To date, nine countries – Brazil, Cameroon, Democratic Republic of Congo, Egypt, Pakistan, Senegal, Seychelles, Singapore and Swaziland – have officially recognised the INTERPOL travel document, with a further 30 countries working towards recognition. INTERPOL‘s dedicated Travel Document team continues to promote the travel document amongst its member countries to obtain further recognition and allow INTERPOL to fulfil the core tenet of the project: A Rapid Response for a Safer World.
For INTERPOL, the world’s largest international police organisation, the successful completion of the travel document project will enable international law enforcement officials to work more efficiently with each other and allow INTERPOL to fully carry out its original mandate of ensuring and promoting international police cooperation. National borders, whilst legitimate and essential to territorial sovereignty, should no longer act as a barrier that criminals can manipulate to evade the police.

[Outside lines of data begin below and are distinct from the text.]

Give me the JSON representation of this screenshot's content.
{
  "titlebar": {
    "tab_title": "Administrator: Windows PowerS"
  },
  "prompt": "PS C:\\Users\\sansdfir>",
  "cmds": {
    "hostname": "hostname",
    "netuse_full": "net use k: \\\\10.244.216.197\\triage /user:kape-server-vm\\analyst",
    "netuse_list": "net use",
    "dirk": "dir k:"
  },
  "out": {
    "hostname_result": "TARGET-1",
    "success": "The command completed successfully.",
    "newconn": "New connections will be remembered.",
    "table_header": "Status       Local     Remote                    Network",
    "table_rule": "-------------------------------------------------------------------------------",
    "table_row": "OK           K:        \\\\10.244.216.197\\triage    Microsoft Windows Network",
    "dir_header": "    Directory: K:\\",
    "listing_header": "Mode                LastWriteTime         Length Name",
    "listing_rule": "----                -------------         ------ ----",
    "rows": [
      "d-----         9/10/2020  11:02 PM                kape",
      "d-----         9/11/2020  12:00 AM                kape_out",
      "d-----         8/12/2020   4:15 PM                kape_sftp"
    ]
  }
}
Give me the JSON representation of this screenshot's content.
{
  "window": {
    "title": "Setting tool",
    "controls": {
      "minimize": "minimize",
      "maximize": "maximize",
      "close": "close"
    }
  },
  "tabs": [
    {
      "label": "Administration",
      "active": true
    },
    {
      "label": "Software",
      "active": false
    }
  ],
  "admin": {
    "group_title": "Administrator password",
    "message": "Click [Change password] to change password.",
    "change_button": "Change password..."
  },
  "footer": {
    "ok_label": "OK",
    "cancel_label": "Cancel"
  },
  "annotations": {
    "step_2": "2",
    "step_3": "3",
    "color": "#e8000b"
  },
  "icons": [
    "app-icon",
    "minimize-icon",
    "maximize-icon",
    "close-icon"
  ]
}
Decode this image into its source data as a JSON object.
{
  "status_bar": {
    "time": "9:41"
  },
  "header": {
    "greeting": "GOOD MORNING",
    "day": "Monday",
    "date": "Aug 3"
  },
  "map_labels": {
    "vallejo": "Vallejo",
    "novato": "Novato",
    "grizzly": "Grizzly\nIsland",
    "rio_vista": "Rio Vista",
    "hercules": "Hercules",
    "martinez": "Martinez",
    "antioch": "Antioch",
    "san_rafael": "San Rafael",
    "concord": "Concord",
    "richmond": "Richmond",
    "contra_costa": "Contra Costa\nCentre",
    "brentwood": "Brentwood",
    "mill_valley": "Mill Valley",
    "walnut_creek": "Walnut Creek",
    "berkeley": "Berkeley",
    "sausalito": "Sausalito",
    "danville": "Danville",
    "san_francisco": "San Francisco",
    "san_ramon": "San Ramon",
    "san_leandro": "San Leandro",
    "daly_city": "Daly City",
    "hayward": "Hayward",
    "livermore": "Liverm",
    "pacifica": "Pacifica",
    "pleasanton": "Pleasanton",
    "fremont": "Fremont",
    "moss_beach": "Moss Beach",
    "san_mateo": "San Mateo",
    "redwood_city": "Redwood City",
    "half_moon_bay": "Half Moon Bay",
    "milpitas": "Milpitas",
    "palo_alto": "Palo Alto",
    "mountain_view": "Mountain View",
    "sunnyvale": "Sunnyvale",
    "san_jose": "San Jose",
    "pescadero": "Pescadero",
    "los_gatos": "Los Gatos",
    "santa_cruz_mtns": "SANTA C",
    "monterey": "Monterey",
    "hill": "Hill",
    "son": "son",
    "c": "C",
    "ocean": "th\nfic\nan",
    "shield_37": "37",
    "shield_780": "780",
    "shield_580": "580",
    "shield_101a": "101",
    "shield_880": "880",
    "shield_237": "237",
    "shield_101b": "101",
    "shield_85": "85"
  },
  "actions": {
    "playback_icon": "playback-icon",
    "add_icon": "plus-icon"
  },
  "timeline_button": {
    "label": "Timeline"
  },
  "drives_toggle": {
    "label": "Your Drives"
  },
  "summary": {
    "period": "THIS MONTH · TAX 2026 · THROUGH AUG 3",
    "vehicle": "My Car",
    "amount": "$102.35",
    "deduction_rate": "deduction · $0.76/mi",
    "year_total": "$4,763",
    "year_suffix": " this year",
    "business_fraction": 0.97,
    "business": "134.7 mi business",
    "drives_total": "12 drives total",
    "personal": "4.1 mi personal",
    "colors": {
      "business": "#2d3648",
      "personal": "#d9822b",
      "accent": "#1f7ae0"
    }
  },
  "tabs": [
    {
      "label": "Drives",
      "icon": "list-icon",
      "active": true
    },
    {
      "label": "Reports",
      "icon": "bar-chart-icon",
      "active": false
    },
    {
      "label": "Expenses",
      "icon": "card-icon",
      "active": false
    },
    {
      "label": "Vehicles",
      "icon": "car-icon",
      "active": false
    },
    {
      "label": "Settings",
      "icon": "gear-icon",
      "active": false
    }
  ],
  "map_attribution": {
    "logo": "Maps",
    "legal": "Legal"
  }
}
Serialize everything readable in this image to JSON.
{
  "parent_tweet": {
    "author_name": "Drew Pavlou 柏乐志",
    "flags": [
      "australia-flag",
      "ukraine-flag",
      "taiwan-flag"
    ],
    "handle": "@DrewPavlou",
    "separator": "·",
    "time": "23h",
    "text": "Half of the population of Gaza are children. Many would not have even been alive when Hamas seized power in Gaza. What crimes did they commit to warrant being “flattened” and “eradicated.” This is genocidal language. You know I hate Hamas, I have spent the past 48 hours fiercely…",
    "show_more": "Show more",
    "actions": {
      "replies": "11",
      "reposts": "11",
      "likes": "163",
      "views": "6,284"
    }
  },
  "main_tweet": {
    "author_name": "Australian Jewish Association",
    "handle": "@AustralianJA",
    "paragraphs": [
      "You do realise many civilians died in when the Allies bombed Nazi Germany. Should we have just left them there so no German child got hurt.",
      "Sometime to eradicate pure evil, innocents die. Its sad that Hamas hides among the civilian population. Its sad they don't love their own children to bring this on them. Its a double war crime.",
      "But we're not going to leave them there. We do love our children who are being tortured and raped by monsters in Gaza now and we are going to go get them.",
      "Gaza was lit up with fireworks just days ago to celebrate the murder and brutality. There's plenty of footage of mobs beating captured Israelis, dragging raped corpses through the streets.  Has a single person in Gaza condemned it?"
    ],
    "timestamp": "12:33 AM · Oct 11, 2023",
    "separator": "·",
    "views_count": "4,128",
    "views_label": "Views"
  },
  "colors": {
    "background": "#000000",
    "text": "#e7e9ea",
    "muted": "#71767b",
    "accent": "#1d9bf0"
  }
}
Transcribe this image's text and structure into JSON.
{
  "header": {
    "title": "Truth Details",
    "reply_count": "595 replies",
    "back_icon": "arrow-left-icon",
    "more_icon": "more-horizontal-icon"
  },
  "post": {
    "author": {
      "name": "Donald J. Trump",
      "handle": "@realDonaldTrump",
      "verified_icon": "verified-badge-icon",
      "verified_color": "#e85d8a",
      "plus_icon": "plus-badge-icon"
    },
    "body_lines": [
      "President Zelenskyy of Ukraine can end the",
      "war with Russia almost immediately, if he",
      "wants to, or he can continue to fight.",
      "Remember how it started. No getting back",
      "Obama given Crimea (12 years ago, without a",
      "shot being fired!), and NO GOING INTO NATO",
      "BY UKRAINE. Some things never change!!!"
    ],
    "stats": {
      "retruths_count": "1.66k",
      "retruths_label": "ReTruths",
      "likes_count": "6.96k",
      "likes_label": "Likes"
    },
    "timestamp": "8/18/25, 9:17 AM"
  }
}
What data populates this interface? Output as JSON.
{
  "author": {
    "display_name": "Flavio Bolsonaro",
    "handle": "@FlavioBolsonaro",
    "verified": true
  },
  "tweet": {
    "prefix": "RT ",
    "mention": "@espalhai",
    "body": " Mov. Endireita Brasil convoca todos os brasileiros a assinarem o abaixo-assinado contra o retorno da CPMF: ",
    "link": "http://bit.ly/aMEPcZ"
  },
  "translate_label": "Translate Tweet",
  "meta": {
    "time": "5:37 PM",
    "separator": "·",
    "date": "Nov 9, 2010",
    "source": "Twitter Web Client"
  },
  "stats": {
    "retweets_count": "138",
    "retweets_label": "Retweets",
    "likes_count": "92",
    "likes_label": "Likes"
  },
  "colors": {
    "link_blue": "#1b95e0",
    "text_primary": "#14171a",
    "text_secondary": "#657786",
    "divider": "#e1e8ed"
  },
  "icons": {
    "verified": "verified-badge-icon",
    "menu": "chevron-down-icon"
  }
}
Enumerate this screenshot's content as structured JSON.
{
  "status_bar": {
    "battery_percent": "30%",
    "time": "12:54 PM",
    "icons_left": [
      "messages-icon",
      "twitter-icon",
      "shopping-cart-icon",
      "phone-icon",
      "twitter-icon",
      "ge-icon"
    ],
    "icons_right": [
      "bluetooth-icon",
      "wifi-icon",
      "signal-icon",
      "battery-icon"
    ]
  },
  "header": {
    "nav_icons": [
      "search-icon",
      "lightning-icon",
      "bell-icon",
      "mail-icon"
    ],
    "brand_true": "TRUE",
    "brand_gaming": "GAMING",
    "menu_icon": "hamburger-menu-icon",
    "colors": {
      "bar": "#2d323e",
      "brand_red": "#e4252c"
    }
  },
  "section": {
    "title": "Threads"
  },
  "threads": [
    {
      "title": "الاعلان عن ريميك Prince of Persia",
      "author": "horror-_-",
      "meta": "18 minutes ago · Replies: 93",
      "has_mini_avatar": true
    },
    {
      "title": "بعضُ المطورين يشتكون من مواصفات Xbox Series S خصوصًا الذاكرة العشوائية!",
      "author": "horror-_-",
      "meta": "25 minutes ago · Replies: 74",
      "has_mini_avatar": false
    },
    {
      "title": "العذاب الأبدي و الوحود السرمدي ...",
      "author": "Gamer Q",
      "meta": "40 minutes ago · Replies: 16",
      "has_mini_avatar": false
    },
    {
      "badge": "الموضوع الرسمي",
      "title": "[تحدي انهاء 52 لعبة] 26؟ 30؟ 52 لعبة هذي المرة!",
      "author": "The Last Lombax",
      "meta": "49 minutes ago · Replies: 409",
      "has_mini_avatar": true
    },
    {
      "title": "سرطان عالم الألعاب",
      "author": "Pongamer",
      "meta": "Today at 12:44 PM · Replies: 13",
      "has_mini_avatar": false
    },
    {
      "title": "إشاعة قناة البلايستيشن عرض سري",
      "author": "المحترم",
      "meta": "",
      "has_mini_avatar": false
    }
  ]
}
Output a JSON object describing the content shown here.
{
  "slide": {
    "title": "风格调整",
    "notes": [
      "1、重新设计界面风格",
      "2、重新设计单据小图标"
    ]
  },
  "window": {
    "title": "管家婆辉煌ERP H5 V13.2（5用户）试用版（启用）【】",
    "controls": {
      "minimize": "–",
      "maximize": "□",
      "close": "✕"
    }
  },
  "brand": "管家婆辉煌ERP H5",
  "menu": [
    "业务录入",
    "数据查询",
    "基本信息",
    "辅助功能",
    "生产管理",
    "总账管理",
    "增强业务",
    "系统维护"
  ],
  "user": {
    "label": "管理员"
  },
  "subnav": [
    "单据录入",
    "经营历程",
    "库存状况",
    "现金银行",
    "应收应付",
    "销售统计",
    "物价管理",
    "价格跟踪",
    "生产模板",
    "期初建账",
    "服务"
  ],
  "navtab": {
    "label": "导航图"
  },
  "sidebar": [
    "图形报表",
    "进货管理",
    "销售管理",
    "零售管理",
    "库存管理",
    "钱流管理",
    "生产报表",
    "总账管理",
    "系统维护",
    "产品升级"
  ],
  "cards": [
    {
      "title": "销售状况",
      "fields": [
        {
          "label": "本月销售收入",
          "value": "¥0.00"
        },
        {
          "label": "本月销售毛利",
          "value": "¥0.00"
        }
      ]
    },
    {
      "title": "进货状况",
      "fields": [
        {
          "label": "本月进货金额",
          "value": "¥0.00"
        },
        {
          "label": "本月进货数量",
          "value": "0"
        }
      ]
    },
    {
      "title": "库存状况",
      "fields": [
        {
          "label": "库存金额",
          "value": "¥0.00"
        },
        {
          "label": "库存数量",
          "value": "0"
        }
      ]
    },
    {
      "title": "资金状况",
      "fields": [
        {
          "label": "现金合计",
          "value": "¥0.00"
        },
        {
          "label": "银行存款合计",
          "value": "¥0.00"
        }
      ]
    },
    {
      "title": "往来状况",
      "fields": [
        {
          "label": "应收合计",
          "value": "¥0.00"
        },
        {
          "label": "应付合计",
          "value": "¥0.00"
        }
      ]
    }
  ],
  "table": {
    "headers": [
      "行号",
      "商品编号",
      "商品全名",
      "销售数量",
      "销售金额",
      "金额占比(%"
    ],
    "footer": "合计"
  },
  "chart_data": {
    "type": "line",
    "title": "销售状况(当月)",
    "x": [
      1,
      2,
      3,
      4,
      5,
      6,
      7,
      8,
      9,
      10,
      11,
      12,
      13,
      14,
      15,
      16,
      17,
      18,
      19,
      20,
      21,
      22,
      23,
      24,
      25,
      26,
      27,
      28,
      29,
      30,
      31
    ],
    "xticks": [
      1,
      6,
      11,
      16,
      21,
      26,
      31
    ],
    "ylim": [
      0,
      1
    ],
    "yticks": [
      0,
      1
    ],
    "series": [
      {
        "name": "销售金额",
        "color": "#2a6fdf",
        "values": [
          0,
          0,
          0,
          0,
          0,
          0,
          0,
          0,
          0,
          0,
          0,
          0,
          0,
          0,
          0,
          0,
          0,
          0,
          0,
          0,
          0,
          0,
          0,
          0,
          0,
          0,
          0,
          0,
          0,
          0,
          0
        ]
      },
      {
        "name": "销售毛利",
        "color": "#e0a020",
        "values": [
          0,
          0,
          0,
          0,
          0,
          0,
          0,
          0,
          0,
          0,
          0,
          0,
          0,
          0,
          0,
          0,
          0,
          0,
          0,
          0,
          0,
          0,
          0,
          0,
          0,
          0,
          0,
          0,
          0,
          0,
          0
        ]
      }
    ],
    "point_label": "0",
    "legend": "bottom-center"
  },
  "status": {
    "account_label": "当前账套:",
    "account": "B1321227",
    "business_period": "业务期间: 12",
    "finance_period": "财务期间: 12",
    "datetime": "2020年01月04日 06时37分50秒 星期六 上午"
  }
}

By granting the INTERPOL travel document special visa status, member countries will ensure that law enforcement officials will be able to react as quickly as possible to calls for assistance in combating international crime or in response to natural disasters and major events. When travelling on INTERPOL-related matters, they will no longer have to delay their response to fulfil visa requirements and administrative procedures. Countries seeking assistance will receive it immediately, whenever and wherever it is needed. The INTERPOL travel document initiative therefore represents a revolutionary step in international law enforcement cooperation and in ensuring greater security assistance to citizens worldwide.
Ralph Markert has been an officer with Germany’s Bundeskriminalamt for more than 20 years and joined INTERPOL in 2006 as a seconded Criminal Intelligence Officer in the Trafficking in Human Beings Sub-Directorate. As a project manager he was responsible for the international implementation of INTERPOL databases at borders. He has since been appointed Assistant Director of the Strategic Planning Directorate and charged with overseeing the implementation of INTERPOL’s Travel Document initiative.